RECORDS TO PROCESS:
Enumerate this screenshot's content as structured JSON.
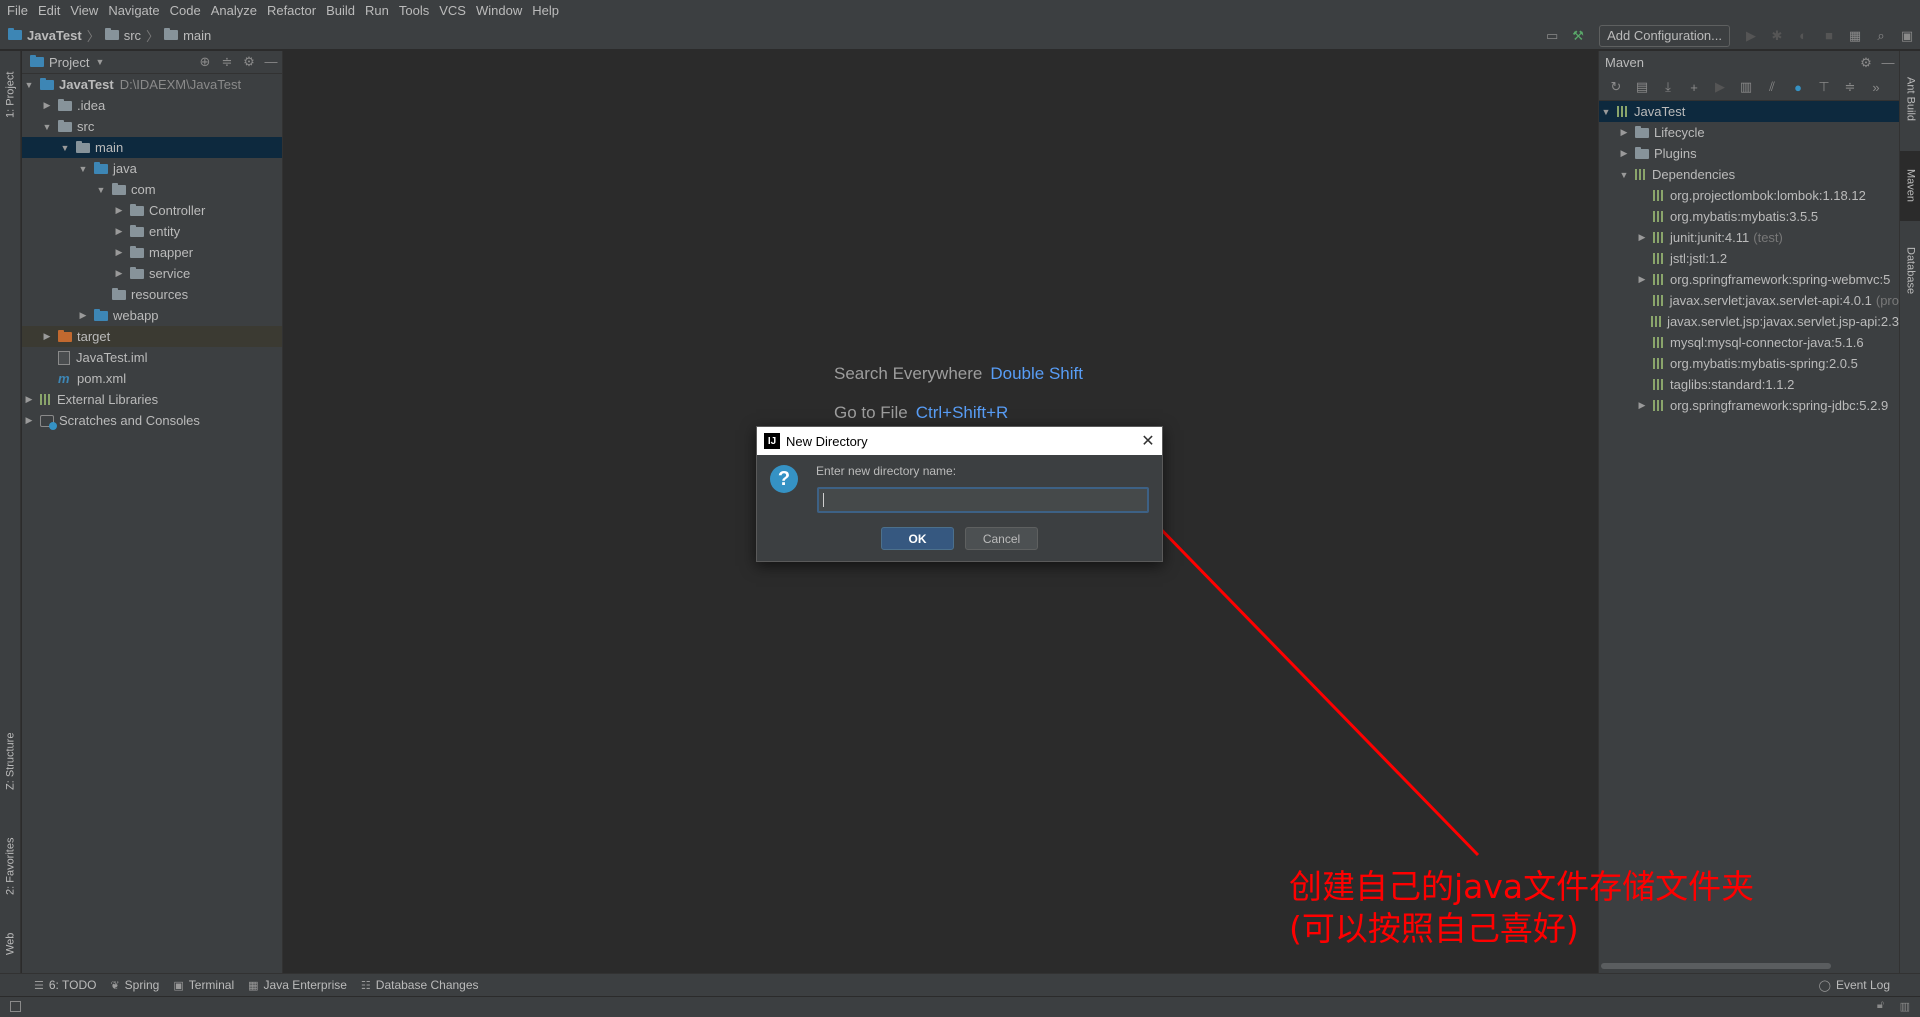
{
  "menu": [
    "File",
    "Edit",
    "View",
    "Navigate",
    "Code",
    "Analyze",
    "Refactor",
    "Build",
    "Run",
    "Tools",
    "VCS",
    "Window",
    "Help"
  ],
  "breadcrumb": {
    "project": "JavaTest",
    "part1": "src",
    "part2": "main"
  },
  "toolbar": {
    "add_config": "Add Configuration..."
  },
  "left_tabs": {
    "project": "1: Project",
    "structure": "Z: Structure",
    "favorites": "2: Favorites",
    "web": "Web"
  },
  "right_tabs": {
    "ant": "Ant Build",
    "maven": "Maven",
    "database": "Database"
  },
  "project_panel": {
    "title": "Project",
    "root_name": "JavaTest",
    "root_path": "D:\\IDAEXM\\JavaTest",
    "items": {
      "idea": ".idea",
      "src": "src",
      "main": "main",
      "java": "java",
      "com": "com",
      "controller": "Controller",
      "entity": "entity",
      "mapper": "mapper",
      "service": "service",
      "resources": "resources",
      "webapp": "webapp",
      "target": "target",
      "iml": "JavaTest.iml",
      "pom": "pom.xml",
      "ext": "External Libraries",
      "scratches": "Scratches and Consoles"
    }
  },
  "editor": {
    "hint1_label": "Search Everywhere",
    "hint1_key": "Double Shift",
    "hint2_label": "Go to File",
    "hint2_key": "Ctrl+Shift+R"
  },
  "maven": {
    "title": "Maven",
    "root": "JavaTest",
    "lifecycle": "Lifecycle",
    "plugins": "Plugins",
    "dependencies": "Dependencies",
    "deps": [
      {
        "name": "org.projectlombok:lombok:1.18.12",
        "scope": "",
        "expand": false
      },
      {
        "name": "org.mybatis:mybatis:3.5.5",
        "scope": "",
        "expand": false
      },
      {
        "name": "junit:junit:4.11",
        "scope": "(test)",
        "expand": true
      },
      {
        "name": "jstl:jstl:1.2",
        "scope": "",
        "expand": false
      },
      {
        "name": "org.springframework:spring-webmvc:5",
        "scope": "",
        "expand": true
      },
      {
        "name": "javax.servlet:javax.servlet-api:4.0.1",
        "scope": "(pro",
        "expand": false
      },
      {
        "name": "javax.servlet.jsp:javax.servlet.jsp-api:2.3",
        "scope": "",
        "expand": false
      },
      {
        "name": "mysql:mysql-connector-java:5.1.6",
        "scope": "",
        "expand": false
      },
      {
        "name": "org.mybatis:mybatis-spring:2.0.5",
        "scope": "",
        "expand": false
      },
      {
        "name": "taglibs:standard:1.1.2",
        "scope": "",
        "expand": false
      },
      {
        "name": "org.springframework:spring-jdbc:5.2.9",
        "scope": "",
        "expand": true
      }
    ]
  },
  "bottom_tabs": {
    "todo": "6: TODO",
    "spring": "Spring",
    "terminal": "Terminal",
    "javaee": "Java Enterprise",
    "dbchanges": "Database Changes",
    "eventlog": "Event Log"
  },
  "dialog": {
    "title": "New Directory",
    "label": "Enter new directory name:",
    "value": "",
    "ok": "OK",
    "cancel": "Cancel"
  },
  "annotation": {
    "line1": "创建自己的java文件存储文件夹",
    "line2": "(可以按照自己喜好)",
    "color": "#ff0000"
  }
}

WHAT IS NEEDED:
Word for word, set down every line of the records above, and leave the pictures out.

RESPONSE TO THE EXERCISE:
Enumerate this screenshot's content as structured JSON.
{
  "menu": [
    "File",
    "Edit",
    "View",
    "Navigate",
    "Code",
    "Analyze",
    "Refactor",
    "Build",
    "Run",
    "Tools",
    "VCS",
    "Window",
    "Help"
  ],
  "breadcrumb": {
    "project": "JavaTest",
    "part1": "src",
    "part2": "main"
  },
  "toolbar": {
    "add_config": "Add Configuration..."
  },
  "left_tabs": {
    "project": "1: Project",
    "structure": "Z: Structure",
    "favorites": "2: Favorites",
    "web": "Web"
  },
  "right_tabs": {
    "ant": "Ant Build",
    "maven": "Maven",
    "database": "Database"
  },
  "project_panel": {
    "title": "Project",
    "root_name": "JavaTest",
    "root_path": "D:\\IDAEXM\\JavaTest",
    "items": {
      "idea": ".idea",
      "src": "src",
      "main": "main",
      "java": "java",
      "com": "com",
      "controller": "Controller",
      "entity": "entity",
      "mapper": "mapper",
      "service": "service",
      "resources": "resources",
      "webapp": "webapp",
      "target": "target",
      "iml": "JavaTest.iml",
      "pom": "pom.xml",
      "ext": "External Libraries",
      "scratches": "Scratches and Consoles"
    }
  },
  "editor": {
    "hint1_label": "Search Everywhere",
    "hint1_key": "Double Shift",
    "hint2_label": "Go to File",
    "hint2_key": "Ctrl+Shift+R"
  },
  "maven": {
    "title": "Maven",
    "root": "JavaTest",
    "lifecycle": "Lifecycle",
    "plugins": "Plugins",
    "dependencies": "Dependencies",
    "deps": [
      {
        "name": "org.projectlombok:lombok:1.18.12",
        "scope": "",
        "expand": false
      },
      {
        "name": "org.mybatis:mybatis:3.5.5",
        "scope": "",
        "expand": false
      },
      {
        "name": "junit:junit:4.11",
        "scope": "(test)",
        "expand": true
      },
      {
        "name": "jstl:jstl:1.2",
        "scope": "",
        "expand": false
      },
      {
        "name": "org.springframework:spring-webmvc:5",
        "scope": "",
        "expand": true
      },
      {
        "name": "javax.servlet:javax.servlet-api:4.0.1",
        "scope": "(pro",
        "expand": false
      },
      {
        "name": "javax.servlet.jsp:javax.servlet.jsp-api:2.3",
        "scope": "",
        "expand": false
      },
      {
        "name": "mysql:mysql-connector-java:5.1.6",
        "scope": "",
        "expand": false
      },
      {
        "name": "org.mybatis:mybatis-spring:2.0.5",
        "scope": "",
        "expand": false
      },
      {
        "name": "taglibs:standard:1.1.2",
        "scope": "",
        "expand": false
      },
      {
        "name": "org.springframework:spring-jdbc:5.2.9",
        "scope": "",
        "expand": true
      }
    ]
  },
  "bottom_tabs": {
    "todo": "6: TODO",
    "spring": "Spring",
    "terminal": "Terminal",
    "javaee": "Java Enterprise",
    "dbchanges": "Database Changes",
    "eventlog": "Event Log"
  },
  "dialog": {
    "title": "New Directory",
    "label": "Enter new directory name:",
    "value": "",
    "ok": "OK",
    "cancel": "Cancel"
  },
  "annotation": {
    "line1": "创建自己的java文件存储文件夹",
    "line2": "(可以按照自己喜好)",
    "color": "#ff0000"
  }
}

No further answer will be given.